Your instructions =>
Copy each line in the data that includes the word "kubernetes".
(Data records)
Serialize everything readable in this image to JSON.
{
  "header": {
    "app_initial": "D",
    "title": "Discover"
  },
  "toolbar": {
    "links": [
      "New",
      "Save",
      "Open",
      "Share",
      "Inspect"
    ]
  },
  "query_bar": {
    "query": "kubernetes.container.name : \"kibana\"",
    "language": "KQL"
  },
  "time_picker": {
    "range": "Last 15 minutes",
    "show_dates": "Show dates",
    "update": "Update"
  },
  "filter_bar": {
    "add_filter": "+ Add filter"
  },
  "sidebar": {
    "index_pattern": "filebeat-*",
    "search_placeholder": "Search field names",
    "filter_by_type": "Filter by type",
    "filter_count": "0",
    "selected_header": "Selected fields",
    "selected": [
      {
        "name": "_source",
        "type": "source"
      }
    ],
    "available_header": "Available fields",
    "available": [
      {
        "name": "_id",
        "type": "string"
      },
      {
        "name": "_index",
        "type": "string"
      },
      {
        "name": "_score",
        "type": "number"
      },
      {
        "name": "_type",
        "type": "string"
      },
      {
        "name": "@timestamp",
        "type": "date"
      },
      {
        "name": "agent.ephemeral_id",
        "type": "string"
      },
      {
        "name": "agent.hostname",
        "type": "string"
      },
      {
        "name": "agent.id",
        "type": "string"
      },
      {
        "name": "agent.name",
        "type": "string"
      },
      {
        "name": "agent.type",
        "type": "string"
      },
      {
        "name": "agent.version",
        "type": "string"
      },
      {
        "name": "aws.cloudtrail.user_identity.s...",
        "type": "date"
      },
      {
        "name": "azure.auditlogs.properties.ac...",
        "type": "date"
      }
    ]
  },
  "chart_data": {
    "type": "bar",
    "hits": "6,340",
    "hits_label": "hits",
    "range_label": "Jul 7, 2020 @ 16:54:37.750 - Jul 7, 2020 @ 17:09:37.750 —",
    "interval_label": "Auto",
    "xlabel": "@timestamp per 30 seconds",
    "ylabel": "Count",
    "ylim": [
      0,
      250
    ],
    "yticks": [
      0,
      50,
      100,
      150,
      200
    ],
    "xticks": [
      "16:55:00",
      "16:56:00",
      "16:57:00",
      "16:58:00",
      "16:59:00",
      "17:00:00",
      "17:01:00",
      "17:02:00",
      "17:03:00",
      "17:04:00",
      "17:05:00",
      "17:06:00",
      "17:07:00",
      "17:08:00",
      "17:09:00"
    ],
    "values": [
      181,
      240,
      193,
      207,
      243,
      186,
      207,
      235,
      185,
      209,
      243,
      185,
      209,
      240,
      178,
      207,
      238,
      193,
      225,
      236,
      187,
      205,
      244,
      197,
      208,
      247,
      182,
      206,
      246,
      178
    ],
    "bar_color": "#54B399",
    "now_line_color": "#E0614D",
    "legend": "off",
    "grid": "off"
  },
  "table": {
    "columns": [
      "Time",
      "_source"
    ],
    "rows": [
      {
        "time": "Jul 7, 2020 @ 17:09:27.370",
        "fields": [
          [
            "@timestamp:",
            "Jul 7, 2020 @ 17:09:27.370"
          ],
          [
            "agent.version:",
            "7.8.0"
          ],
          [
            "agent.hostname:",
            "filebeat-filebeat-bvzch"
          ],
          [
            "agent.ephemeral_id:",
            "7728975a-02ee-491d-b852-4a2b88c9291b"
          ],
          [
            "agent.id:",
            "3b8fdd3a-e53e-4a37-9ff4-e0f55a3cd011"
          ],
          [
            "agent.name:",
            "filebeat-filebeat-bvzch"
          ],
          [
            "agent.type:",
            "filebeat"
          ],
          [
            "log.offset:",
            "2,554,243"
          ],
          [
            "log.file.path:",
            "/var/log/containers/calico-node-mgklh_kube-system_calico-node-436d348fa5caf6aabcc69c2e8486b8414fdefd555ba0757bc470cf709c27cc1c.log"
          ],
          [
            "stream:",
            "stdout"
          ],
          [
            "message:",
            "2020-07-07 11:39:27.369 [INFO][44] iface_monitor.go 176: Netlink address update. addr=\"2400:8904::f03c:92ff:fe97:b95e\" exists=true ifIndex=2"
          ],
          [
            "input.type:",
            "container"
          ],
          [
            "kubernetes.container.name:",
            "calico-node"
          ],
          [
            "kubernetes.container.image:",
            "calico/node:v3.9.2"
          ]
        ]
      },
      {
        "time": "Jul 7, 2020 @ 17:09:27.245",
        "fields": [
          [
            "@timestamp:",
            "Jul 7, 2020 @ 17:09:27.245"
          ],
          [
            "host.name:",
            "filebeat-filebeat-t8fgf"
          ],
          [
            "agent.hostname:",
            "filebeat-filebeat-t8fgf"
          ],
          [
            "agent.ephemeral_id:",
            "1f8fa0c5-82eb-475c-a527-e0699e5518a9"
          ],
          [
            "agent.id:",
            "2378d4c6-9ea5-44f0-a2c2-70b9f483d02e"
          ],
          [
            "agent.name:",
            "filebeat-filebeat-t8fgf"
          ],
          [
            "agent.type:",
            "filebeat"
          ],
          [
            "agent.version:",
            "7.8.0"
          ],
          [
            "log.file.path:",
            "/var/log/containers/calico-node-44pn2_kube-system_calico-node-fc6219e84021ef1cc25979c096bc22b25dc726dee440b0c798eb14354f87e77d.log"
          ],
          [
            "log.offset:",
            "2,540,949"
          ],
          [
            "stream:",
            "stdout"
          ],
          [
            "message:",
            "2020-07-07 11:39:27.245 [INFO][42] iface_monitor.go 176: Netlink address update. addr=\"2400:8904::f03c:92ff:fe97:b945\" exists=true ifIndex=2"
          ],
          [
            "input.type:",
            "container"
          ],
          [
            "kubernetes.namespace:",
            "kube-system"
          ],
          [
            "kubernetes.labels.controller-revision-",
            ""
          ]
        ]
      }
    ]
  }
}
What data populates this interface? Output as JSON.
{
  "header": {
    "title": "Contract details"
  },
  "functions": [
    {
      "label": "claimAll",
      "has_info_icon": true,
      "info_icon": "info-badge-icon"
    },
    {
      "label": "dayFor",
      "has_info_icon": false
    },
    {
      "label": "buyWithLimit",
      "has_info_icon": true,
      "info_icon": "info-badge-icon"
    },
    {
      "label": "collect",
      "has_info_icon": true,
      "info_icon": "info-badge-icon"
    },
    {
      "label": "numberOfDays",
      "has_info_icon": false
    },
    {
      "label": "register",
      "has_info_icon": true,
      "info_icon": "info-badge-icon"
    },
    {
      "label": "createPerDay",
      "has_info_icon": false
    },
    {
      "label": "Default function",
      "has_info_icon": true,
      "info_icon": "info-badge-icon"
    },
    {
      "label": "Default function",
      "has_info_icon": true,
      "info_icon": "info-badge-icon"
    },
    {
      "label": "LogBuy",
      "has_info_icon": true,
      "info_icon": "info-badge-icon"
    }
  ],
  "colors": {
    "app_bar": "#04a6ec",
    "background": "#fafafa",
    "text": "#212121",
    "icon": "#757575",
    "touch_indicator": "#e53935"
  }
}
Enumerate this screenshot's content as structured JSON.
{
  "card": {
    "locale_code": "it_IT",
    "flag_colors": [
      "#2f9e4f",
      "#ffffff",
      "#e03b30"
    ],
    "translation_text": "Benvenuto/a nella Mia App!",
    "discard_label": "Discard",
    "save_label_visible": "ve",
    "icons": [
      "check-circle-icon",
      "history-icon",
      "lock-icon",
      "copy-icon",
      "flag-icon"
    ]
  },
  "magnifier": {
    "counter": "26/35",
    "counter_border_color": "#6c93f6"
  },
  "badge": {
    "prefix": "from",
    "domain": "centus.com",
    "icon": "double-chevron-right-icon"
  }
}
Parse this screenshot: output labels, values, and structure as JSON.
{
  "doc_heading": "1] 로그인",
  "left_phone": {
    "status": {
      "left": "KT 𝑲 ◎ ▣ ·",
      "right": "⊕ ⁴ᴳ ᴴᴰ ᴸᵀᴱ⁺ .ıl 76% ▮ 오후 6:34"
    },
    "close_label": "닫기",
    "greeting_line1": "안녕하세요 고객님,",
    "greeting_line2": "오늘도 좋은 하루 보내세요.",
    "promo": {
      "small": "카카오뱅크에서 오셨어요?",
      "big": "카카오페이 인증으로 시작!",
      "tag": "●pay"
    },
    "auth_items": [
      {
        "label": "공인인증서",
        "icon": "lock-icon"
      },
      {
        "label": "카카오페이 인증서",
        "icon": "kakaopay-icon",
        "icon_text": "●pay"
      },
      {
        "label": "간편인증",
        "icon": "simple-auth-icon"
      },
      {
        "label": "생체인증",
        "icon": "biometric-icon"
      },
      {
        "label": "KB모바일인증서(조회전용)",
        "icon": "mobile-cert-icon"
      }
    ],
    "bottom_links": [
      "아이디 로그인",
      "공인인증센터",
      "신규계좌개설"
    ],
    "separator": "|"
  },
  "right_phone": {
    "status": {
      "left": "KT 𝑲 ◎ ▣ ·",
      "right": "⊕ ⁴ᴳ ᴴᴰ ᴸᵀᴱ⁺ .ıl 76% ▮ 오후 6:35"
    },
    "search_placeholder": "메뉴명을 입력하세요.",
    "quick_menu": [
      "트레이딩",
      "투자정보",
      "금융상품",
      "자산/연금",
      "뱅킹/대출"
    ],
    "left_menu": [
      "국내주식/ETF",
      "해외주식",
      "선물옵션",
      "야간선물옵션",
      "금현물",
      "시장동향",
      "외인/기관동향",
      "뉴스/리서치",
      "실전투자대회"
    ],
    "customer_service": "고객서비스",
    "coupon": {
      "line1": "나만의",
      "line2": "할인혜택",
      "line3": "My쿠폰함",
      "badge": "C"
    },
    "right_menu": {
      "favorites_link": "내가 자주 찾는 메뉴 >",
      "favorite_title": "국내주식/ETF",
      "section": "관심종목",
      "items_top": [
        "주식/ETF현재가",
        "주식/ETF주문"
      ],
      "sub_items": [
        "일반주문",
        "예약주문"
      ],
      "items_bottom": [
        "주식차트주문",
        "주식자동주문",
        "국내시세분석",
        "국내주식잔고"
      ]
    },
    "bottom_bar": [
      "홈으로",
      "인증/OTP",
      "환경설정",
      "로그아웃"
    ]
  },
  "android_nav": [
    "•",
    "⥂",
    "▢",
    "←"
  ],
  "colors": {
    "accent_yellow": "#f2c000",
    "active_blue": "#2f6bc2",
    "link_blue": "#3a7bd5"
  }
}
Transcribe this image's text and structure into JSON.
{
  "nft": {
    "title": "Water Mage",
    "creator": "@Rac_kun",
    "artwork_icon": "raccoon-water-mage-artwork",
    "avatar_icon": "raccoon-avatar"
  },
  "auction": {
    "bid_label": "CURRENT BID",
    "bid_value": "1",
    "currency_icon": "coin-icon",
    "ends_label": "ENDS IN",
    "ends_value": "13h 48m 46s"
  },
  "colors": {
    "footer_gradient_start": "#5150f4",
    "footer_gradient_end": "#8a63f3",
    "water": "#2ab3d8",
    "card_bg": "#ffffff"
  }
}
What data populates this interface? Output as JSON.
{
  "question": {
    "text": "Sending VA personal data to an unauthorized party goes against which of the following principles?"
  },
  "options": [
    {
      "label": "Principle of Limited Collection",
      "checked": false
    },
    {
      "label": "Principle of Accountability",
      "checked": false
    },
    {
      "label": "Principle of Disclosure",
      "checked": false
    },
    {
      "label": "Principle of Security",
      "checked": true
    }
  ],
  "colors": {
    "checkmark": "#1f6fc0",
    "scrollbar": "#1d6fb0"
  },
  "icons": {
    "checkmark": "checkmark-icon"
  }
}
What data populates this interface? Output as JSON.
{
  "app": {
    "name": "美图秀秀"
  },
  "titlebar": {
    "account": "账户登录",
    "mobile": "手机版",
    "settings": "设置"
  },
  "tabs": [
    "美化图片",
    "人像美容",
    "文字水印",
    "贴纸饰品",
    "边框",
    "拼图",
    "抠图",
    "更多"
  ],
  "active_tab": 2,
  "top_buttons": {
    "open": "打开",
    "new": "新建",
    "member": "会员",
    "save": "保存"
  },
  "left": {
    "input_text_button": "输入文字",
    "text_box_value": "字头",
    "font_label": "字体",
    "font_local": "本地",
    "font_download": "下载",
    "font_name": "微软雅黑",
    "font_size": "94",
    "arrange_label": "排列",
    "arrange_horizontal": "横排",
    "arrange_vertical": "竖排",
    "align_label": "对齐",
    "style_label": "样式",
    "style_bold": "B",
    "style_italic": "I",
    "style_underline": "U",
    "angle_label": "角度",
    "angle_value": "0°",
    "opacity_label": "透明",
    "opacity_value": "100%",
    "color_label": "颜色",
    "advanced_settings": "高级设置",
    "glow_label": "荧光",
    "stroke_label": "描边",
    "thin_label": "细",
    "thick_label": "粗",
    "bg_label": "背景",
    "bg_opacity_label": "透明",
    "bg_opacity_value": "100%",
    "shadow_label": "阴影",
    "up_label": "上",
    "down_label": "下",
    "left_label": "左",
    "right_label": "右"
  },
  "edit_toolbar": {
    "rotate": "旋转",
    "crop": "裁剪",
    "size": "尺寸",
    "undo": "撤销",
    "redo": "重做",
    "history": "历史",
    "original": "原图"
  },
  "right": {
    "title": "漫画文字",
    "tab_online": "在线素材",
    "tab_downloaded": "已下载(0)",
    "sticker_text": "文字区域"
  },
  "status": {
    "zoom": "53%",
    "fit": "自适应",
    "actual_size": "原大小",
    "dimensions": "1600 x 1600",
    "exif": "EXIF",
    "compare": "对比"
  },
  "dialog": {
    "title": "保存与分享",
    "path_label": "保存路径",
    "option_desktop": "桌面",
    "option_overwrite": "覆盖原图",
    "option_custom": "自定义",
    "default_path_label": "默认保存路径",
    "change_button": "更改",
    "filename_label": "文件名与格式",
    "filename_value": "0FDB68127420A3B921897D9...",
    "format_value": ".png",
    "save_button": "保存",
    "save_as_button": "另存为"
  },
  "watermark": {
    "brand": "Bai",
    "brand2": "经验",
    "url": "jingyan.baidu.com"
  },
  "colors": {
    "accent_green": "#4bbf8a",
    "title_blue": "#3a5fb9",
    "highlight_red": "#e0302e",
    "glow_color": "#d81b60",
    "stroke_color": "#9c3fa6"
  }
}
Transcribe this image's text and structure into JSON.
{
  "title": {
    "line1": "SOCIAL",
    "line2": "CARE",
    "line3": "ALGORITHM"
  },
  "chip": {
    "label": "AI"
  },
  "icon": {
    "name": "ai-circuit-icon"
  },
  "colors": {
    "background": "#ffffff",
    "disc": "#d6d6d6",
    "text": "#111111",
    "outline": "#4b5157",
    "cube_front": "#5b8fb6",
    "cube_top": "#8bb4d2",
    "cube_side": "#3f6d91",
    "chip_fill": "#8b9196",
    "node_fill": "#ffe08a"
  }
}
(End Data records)
The answer =>
    "query": "kubernetes.container.name : \"kibana\"",
            "kubernetes.container.name:",
            "kubernetes.container.image:",
            "kubernetes.namespace:",
            "kubernetes.labels.controller-revision-",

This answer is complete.